* **Exercise materials**:
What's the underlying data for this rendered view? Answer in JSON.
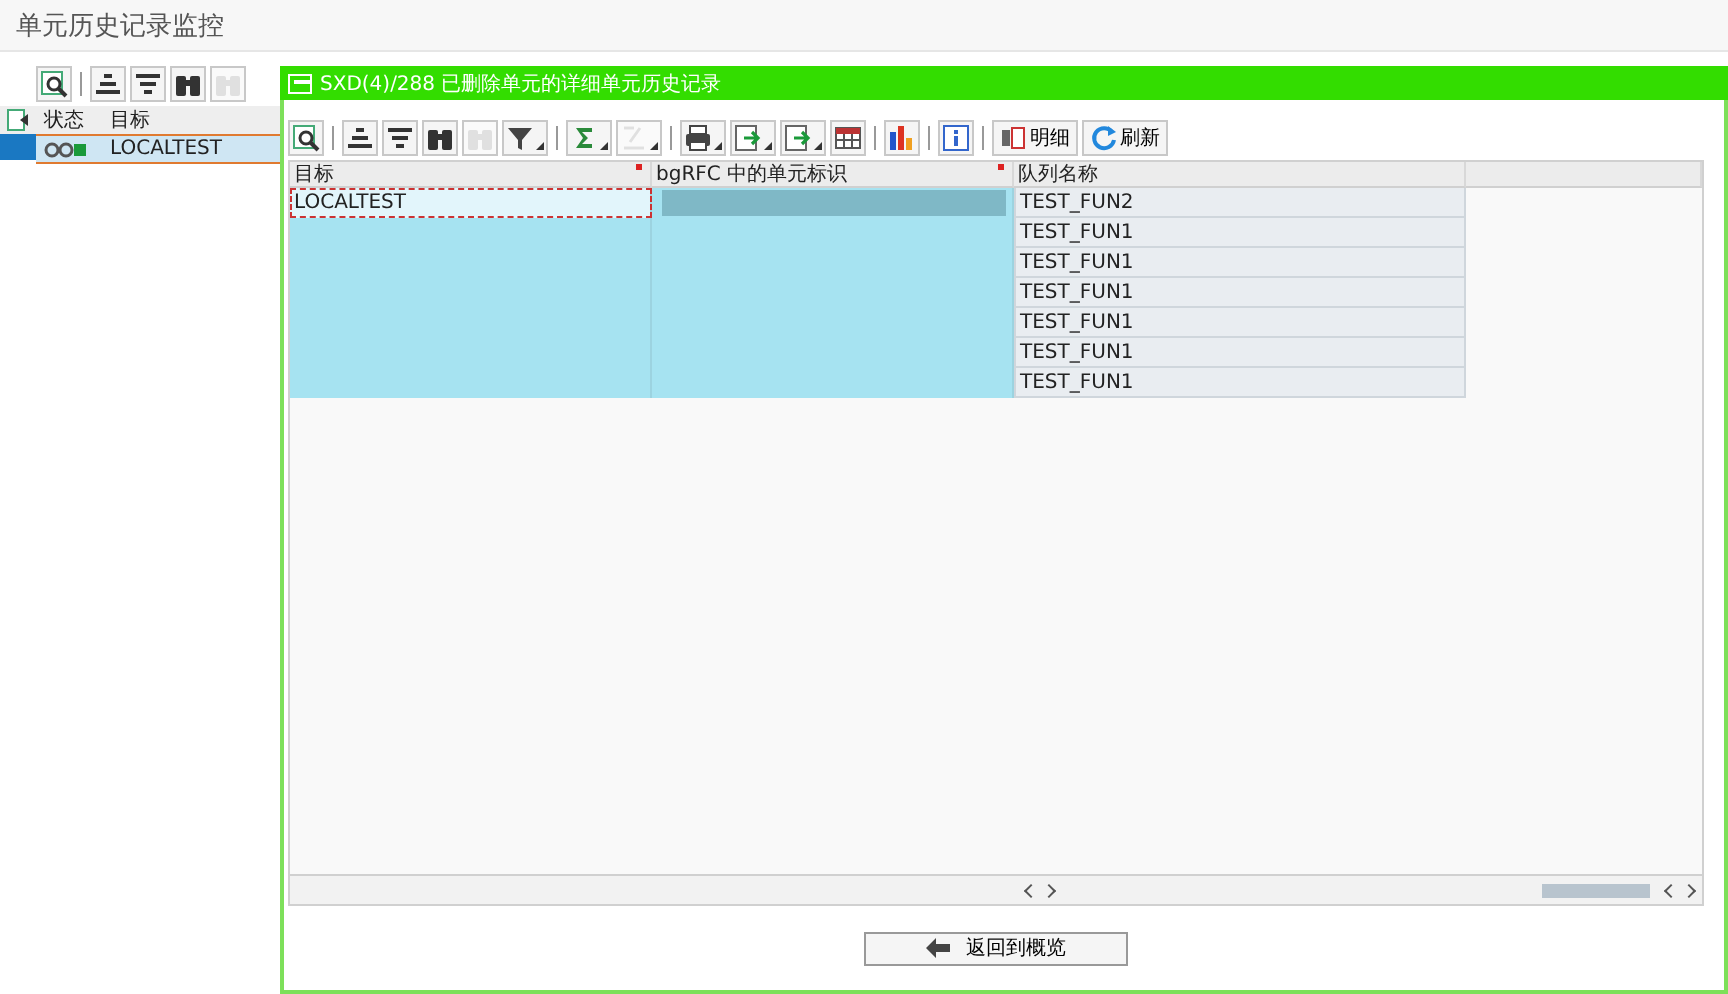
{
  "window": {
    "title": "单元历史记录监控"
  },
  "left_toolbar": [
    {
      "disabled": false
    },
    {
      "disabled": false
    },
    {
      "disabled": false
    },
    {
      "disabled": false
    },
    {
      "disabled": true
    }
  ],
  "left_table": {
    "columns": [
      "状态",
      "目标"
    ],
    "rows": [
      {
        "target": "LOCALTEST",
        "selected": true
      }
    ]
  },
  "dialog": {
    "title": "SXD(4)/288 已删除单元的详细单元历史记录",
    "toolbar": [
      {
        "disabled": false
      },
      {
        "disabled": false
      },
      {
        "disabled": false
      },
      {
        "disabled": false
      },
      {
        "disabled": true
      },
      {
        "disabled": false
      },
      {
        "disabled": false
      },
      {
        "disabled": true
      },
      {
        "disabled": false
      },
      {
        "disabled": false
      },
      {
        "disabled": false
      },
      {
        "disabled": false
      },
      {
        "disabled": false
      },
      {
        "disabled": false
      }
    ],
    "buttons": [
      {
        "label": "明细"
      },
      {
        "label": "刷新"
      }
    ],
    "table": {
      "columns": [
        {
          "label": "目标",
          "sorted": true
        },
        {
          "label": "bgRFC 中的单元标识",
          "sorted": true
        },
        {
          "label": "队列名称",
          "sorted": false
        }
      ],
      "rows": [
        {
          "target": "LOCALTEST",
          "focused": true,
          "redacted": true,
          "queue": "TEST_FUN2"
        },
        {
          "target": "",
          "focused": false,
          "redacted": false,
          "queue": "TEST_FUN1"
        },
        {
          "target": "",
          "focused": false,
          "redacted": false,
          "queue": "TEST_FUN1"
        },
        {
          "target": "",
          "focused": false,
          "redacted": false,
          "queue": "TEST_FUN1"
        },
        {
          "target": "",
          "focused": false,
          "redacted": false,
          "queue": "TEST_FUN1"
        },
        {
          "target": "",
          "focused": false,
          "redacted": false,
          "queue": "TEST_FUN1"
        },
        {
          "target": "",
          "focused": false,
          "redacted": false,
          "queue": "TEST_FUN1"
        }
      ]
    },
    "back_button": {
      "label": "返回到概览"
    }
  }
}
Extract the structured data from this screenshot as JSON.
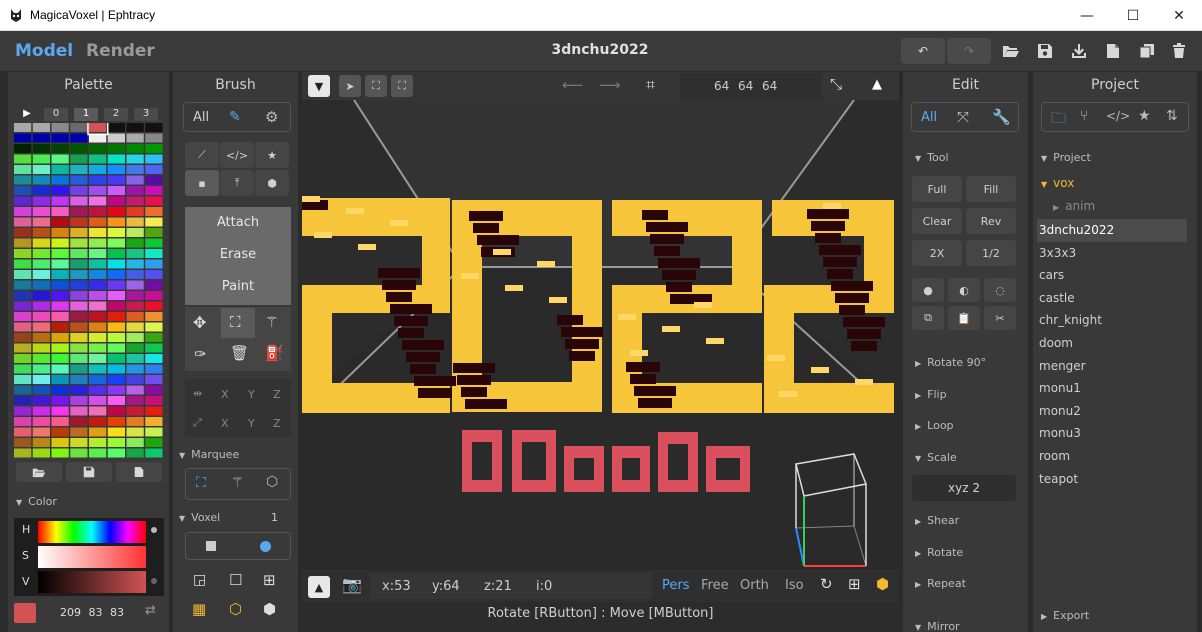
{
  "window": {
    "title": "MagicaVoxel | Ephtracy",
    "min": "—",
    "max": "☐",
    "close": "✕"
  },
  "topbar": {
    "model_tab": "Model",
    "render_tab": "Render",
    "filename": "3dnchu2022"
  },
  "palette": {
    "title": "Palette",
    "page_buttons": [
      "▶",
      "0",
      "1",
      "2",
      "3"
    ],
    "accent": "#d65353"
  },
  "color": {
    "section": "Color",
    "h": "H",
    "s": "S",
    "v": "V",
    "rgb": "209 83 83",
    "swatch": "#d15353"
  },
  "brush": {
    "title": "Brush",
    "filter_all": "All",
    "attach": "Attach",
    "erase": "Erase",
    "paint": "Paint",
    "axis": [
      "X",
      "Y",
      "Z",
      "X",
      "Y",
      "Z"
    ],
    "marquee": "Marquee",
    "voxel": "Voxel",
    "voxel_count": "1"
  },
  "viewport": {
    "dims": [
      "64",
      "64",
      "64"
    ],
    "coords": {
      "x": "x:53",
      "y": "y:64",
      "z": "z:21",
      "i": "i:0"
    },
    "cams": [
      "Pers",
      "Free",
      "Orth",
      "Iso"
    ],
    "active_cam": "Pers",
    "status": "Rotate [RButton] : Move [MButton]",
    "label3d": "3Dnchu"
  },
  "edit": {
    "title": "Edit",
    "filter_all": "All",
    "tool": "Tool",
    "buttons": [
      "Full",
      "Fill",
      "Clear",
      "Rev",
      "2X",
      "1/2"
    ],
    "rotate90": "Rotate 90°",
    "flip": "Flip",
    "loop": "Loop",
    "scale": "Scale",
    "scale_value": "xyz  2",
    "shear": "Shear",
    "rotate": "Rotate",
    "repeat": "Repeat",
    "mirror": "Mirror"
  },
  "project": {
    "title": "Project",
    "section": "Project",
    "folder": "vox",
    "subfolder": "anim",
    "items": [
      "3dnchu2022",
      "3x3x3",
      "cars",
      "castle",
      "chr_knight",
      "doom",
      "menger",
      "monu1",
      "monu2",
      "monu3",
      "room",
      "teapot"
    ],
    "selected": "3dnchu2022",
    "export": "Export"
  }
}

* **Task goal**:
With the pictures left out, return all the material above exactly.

* **Solved problem**:
What's the underlying data for this rendered view? Answer in JSON.
{
  "window": {
    "title": "单元历史记录监控"
  },
  "left_toolbar": [
    {
      "disabled": false
    },
    {
      "disabled": false
    },
    {
      "disabled": false
    },
    {
      "disabled": false
    },
    {
      "disabled": true
    }
  ],
  "left_table": {
    "columns": [
      "状态",
      "目标"
    ],
    "rows": [
      {
        "target": "LOCALTEST",
        "selected": true
      }
    ]
  },
  "dialog": {
    "title": "SXD(4)/288 已删除单元的详细单元历史记录",
    "toolbar": [
      {
        "disabled": false
      },
      {
        "disabled": false
      },
      {
        "disabled": false
      },
      {
        "disabled": false
      },
      {
        "disabled": true
      },
      {
        "disabled": false
      },
      {
        "disabled": false
      },
      {
        "disabled": true
      },
      {
        "disabled": false
      },
      {
        "disabled": false
      },
      {
        "disabled": false
      },
      {
        "disabled": false
      },
      {
        "disabled": false
      },
      {
        "disabled": false
      }
    ],
    "buttons": [
      {
        "label": "明细"
      },
      {
        "label": "刷新"
      }
    ],
    "table": {
      "columns": [
        {
          "label": "目标",
          "sorted": true
        },
        {
          "label": "bgRFC 中的单元标识",
          "sorted": true
        },
        {
          "label": "队列名称",
          "sorted": false
        }
      ],
      "rows": [
        {
          "target": "LOCALTEST",
          "focused": true,
          "redacted": true,
          "queue": "TEST_FUN2"
        },
        {
          "target": "",
          "focused": false,
          "redacted": false,
          "queue": "TEST_FUN1"
        },
        {
          "target": "",
          "focused": false,
          "redacted": false,
          "queue": "TEST_FUN1"
        },
        {
          "target": "",
          "focused": false,
          "redacted": false,
          "queue": "TEST_FUN1"
        },
        {
          "target": "",
          "focused": false,
          "redacted": false,
          "queue": "TEST_FUN1"
        },
        {
          "target": "",
          "focused": false,
          "redacted": false,
          "queue": "TEST_FUN1"
        },
        {
          "target": "",
          "focused": false,
          "redacted": false,
          "queue": "TEST_FUN1"
        }
      ]
    },
    "back_button": {
      "label": "返回到概览"
    }
  }
}
Extract the structured data from this screenshot as JSON.
{
  "window": {
    "title": "MagicaVoxel | Ephtracy",
    "min": "—",
    "max": "☐",
    "close": "✕"
  },
  "topbar": {
    "model_tab": "Model",
    "render_tab": "Render",
    "filename": "3dnchu2022"
  },
  "palette": {
    "title": "Palette",
    "page_buttons": [
      "▶",
      "0",
      "1",
      "2",
      "3"
    ],
    "accent": "#d65353"
  },
  "color": {
    "section": "Color",
    "h": "H",
    "s": "S",
    "v": "V",
    "rgb": "209 83 83",
    "swatch": "#d15353"
  },
  "brush": {
    "title": "Brush",
    "filter_all": "All",
    "attach": "Attach",
    "erase": "Erase",
    "paint": "Paint",
    "axis": [
      "X",
      "Y",
      "Z",
      "X",
      "Y",
      "Z"
    ],
    "marquee": "Marquee",
    "voxel": "Voxel",
    "voxel_count": "1"
  },
  "viewport": {
    "dims": [
      "64",
      "64",
      "64"
    ],
    "coords": {
      "x": "x:53",
      "y": "y:64",
      "z": "z:21",
      "i": "i:0"
    },
    "cams": [
      "Pers",
      "Free",
      "Orth",
      "Iso"
    ],
    "active_cam": "Pers",
    "status": "Rotate [RButton] : Move [MButton]",
    "label3d": "3Dnchu"
  },
  "edit": {
    "title": "Edit",
    "filter_all": "All",
    "tool": "Tool",
    "buttons": [
      "Full",
      "Fill",
      "Clear",
      "Rev",
      "2X",
      "1/2"
    ],
    "rotate90": "Rotate 90°",
    "flip": "Flip",
    "loop": "Loop",
    "scale": "Scale",
    "scale_value": "xyz  2",
    "shear": "Shear",
    "rotate": "Rotate",
    "repeat": "Repeat",
    "mirror": "Mirror"
  },
  "project": {
    "title": "Project",
    "section": "Project",
    "folder": "vox",
    "subfolder": "anim",
    "items": [
      "3dnchu2022",
      "3x3x3",
      "cars",
      "castle",
      "chr_knight",
      "doom",
      "menger",
      "monu1",
      "monu2",
      "monu3",
      "room",
      "teapot"
    ],
    "selected": "3dnchu2022",
    "export": "Export"
  }
}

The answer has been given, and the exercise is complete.